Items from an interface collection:
.....

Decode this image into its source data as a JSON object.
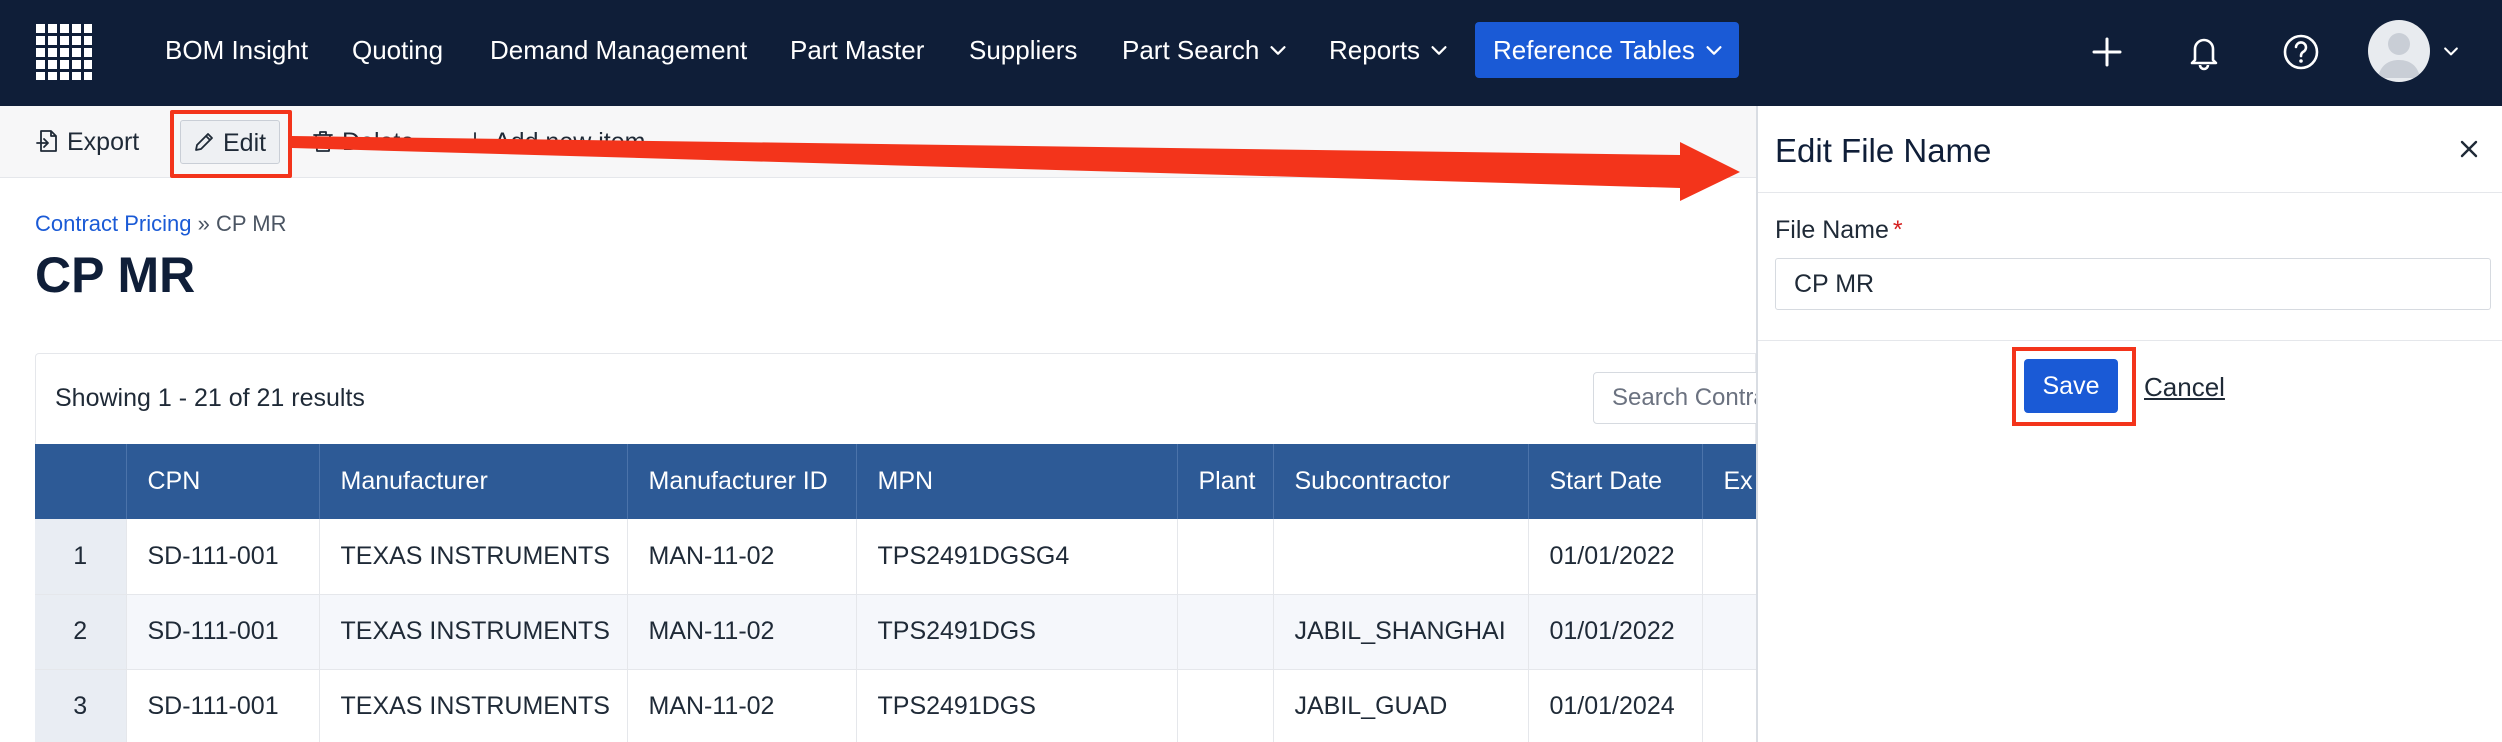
{
  "nav": {
    "items": [
      {
        "label": "BOM Insight",
        "has_dropdown": false
      },
      {
        "label": "Quoting",
        "has_dropdown": false
      },
      {
        "label": "Demand Management",
        "has_dropdown": false
      },
      {
        "label": "Part Master",
        "has_dropdown": false
      },
      {
        "label": "Suppliers",
        "has_dropdown": false
      },
      {
        "label": "Part Search",
        "has_dropdown": true
      },
      {
        "label": "Reports",
        "has_dropdown": true
      }
    ],
    "active_item": {
      "label": "Reference Tables",
      "has_dropdown": true
    },
    "icons": [
      "grid-logo-icon",
      "plus-icon",
      "bell-icon",
      "help-icon",
      "user-avatar-icon",
      "chevron-down-icon"
    ],
    "accent_color": "#1a5ad6",
    "background_color": "#0f1e38"
  },
  "toolbar": {
    "export_label": "Export",
    "edit_label": "Edit",
    "delete_label": "Delete",
    "add_label": "Add new item"
  },
  "breadcrumb": {
    "parent": "Contract Pricing",
    "separator": "»",
    "current": "CP MR"
  },
  "page": {
    "title": "CP MR"
  },
  "results": {
    "summary": "Showing 1 - 21 of 21 results",
    "search_placeholder": "Search Contract Pricing"
  },
  "table": {
    "headers": [
      "",
      "CPN",
      "Manufacturer",
      "Manufacturer ID",
      "MPN",
      "Plant",
      "Subcontractor",
      "Start Date",
      "Ex"
    ],
    "rows": [
      {
        "index": "1",
        "cpn": "SD-111-001",
        "manufacturer": "TEXAS INSTRUMENTS",
        "manufacturer_id": "MAN-11-02",
        "mpn": "TPS2491DGSG4",
        "plant": "",
        "subcontractor": "",
        "start_date": "01/01/2022",
        "extra": ""
      },
      {
        "index": "2",
        "cpn": "SD-111-001",
        "manufacturer": "TEXAS INSTRUMENTS",
        "manufacturer_id": "MAN-11-02",
        "mpn": "TPS2491DGS",
        "plant": "",
        "subcontractor": "JABIL_SHANGHAI",
        "start_date": "01/01/2022",
        "extra": ""
      },
      {
        "index": "3",
        "cpn": "SD-111-001",
        "manufacturer": "TEXAS INSTRUMENTS",
        "manufacturer_id": "MAN-11-02",
        "mpn": "TPS2491DGS",
        "plant": "",
        "subcontractor": "JABIL_GUAD",
        "start_date": "01/01/2024",
        "extra": ""
      }
    ],
    "header_color": "#2d5a96"
  },
  "panel": {
    "title": "Edit File Name",
    "field_label": "File Name",
    "required_mark": "*",
    "field_value": "CP MR",
    "save_label": "Save",
    "cancel_label": "Cancel"
  },
  "annotation": {
    "highlight_color": "#f3341b"
  }
}
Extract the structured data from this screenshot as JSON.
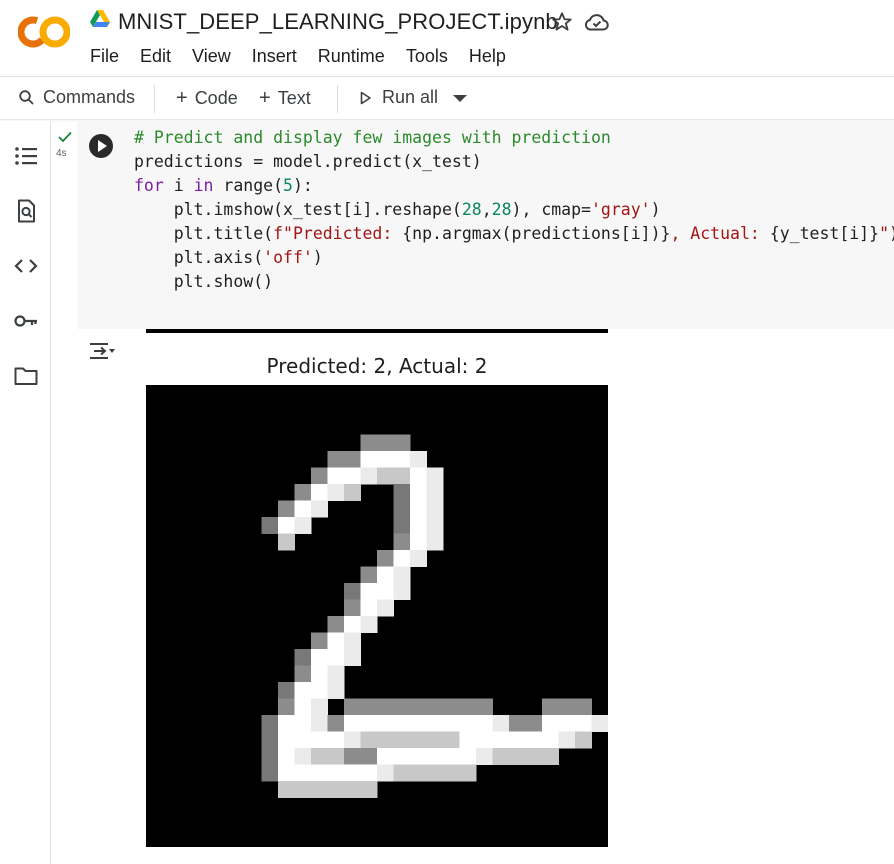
{
  "header": {
    "logo_text": "CO",
    "doc_title": "MNIST_DEEP_LEARNING_PROJECT.ipynb",
    "menu": [
      "File",
      "Edit",
      "View",
      "Insert",
      "Runtime",
      "Tools",
      "Help"
    ]
  },
  "toolbar": {
    "commands_label": "Commands",
    "code_label": "Code",
    "text_label": "Text",
    "run_all_label": "Run all"
  },
  "sidebar": {
    "icons": [
      "table-of-contents-icon",
      "find-icon",
      "code-snippets-icon",
      "secrets-key-icon",
      "files-folder-icon"
    ]
  },
  "cell": {
    "status": "executed",
    "exec_time": "4s",
    "code_lines": [
      "# Predict and display few images with prediction",
      "predictions = model.predict(x_test)",
      "for i in range(5):",
      "    plt.imshow(x_test[i].reshape(28,28), cmap='gray')",
      "    plt.title(f\"Predicted: {np.argmax(predictions[i])}, Actual: {y_test[i]}\")",
      "    plt.axis('off')",
      "    plt.show()"
    ]
  },
  "output": {
    "plot_title": "Predicted: 2, Actual: 2"
  },
  "colors": {
    "comment": "#2b8a2b",
    "keyword": "#7b1fa2",
    "string": "#a31515",
    "number": "#098658",
    "logo_orange": "#f9ab00",
    "logo_dark_orange": "#e8710a"
  }
}
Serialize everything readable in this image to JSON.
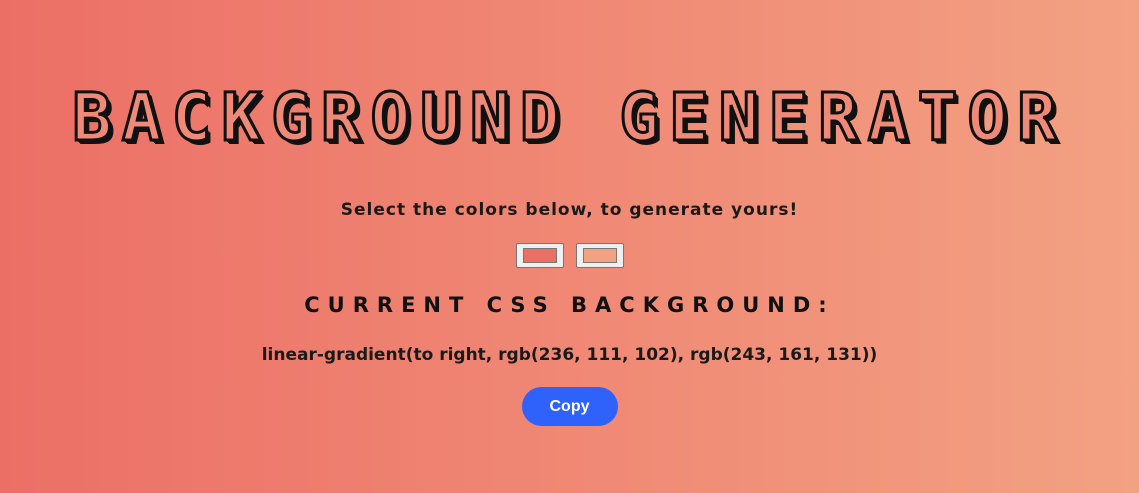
{
  "header": {
    "title": "BACKGROUND GENERATOR",
    "subtitle": "Select the colors below, to generate yours!"
  },
  "pickers": {
    "color1": "#ec6f66",
    "color2": "#f3a183"
  },
  "output": {
    "heading": "CURRENT CSS BACKGROUND:",
    "css_value": "linear-gradient(to right, rgb(236, 111, 102), rgb(243, 161, 131))"
  },
  "actions": {
    "copy_label": "Copy"
  },
  "colors": {
    "accent": "#2f62fb",
    "gradient_start": "#ec6f66",
    "gradient_end": "#f3a183"
  }
}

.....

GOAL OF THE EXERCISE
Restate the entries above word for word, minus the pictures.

REPLY
Decode this image into its source data as a JSON object.
{
  "nav": {
    "items": [
      {
        "label": "BOM Insight",
        "has_dropdown": false
      },
      {
        "label": "Quoting",
        "has_dropdown": false
      },
      {
        "label": "Demand Management",
        "has_dropdown": false
      },
      {
        "label": "Part Master",
        "has_dropdown": false
      },
      {
        "label": "Suppliers",
        "has_dropdown": false
      },
      {
        "label": "Part Search",
        "has_dropdown": true
      },
      {
        "label": "Reports",
        "has_dropdown": true
      }
    ],
    "active_item": {
      "label": "Reference Tables",
      "has_dropdown": true
    },
    "icons": [
      "grid-logo-icon",
      "plus-icon",
      "bell-icon",
      "help-icon",
      "user-avatar-icon",
      "chevron-down-icon"
    ],
    "accent_color": "#1a5ad6",
    "background_color": "#0f1e38"
  },
  "toolbar": {
    "export_label": "Export",
    "edit_label": "Edit",
    "delete_label": "Delete",
    "add_label": "Add new item"
  },
  "breadcrumb": {
    "parent": "Contract Pricing",
    "separator": "»",
    "current": "CP MR"
  },
  "page": {
    "title": "CP MR"
  },
  "results": {
    "summary": "Showing 1 - 21 of 21 results",
    "search_placeholder": "Search Contract Pricing"
  },
  "table": {
    "headers": [
      "",
      "CPN",
      "Manufacturer",
      "Manufacturer ID",
      "MPN",
      "Plant",
      "Subcontractor",
      "Start Date",
      "Ex"
    ],
    "rows": [
      {
        "index": "1",
        "cpn": "SD-111-001",
        "manufacturer": "TEXAS INSTRUMENTS",
        "manufacturer_id": "MAN-11-02",
        "mpn": "TPS2491DGSG4",
        "plant": "",
        "subcontractor": "",
        "start_date": "01/01/2022",
        "extra": ""
      },
      {
        "index": "2",
        "cpn": "SD-111-001",
        "manufacturer": "TEXAS INSTRUMENTS",
        "manufacturer_id": "MAN-11-02",
        "mpn": "TPS2491DGS",
        "plant": "",
        "subcontractor": "JABIL_SHANGHAI",
        "start_date": "01/01/2022",
        "extra": ""
      },
      {
        "index": "3",
        "cpn": "SD-111-001",
        "manufacturer": "TEXAS INSTRUMENTS",
        "manufacturer_id": "MAN-11-02",
        "mpn": "TPS2491DGS",
        "plant": "",
        "subcontractor": "JABIL_GUAD",
        "start_date": "01/01/2024",
        "extra": ""
      }
    ],
    "header_color": "#2d5a96"
  },
  "panel": {
    "title": "Edit File Name",
    "field_label": "File Name",
    "required_mark": "*",
    "field_value": "CP MR",
    "save_label": "Save",
    "cancel_label": "Cancel"
  },
  "annotation": {
    "highlight_color": "#f3341b"
  }
}
Extract the structured data from this screenshot as JSON.
{
  "header": {
    "logo_text": "CO",
    "doc_title": "MNIST_DEEP_LEARNING_PROJECT.ipynb",
    "menu": [
      "File",
      "Edit",
      "View",
      "Insert",
      "Runtime",
      "Tools",
      "Help"
    ]
  },
  "toolbar": {
    "commands_label": "Commands",
    "code_label": "Code",
    "text_label": "Text",
    "run_all_label": "Run all"
  },
  "sidebar": {
    "icons": [
      "table-of-contents-icon",
      "find-icon",
      "code-snippets-icon",
      "secrets-key-icon",
      "files-folder-icon"
    ]
  },
  "cell": {
    "status": "executed",
    "exec_time": "4s",
    "code_lines": [
      "# Predict and display few images with prediction",
      "predictions = model.predict(x_test)",
      "for i in range(5):",
      "    plt.imshow(x_test[i].reshape(28,28), cmap='gray')",
      "    plt.title(f\"Predicted: {np.argmax(predictions[i])}, Actual: {y_test[i]}\")",
      "    plt.axis('off')",
      "    plt.show()"
    ]
  },
  "output": {
    "plot_title": "Predicted: 2, Actual: 2"
  },
  "colors": {
    "comment": "#2b8a2b",
    "keyword": "#7b1fa2",
    "string": "#a31515",
    "number": "#098658",
    "logo_orange": "#f9ab00",
    "logo_dark_orange": "#e8710a"
  }
}
Serialize everything readable in this image to JSON.
{
  "header": {
    "title": "BACKGROUND GENERATOR",
    "subtitle": "Select the colors below, to generate yours!"
  },
  "pickers": {
    "color1": "#ec6f66",
    "color2": "#f3a183"
  },
  "output": {
    "heading": "CURRENT CSS BACKGROUND:",
    "css_value": "linear-gradient(to right, rgb(236, 111, 102), rgb(243, 161, 131))"
  },
  "actions": {
    "copy_label": "Copy"
  },
  "colors": {
    "accent": "#2f62fb",
    "gradient_start": "#ec6f66",
    "gradient_end": "#f3a183"
  }
}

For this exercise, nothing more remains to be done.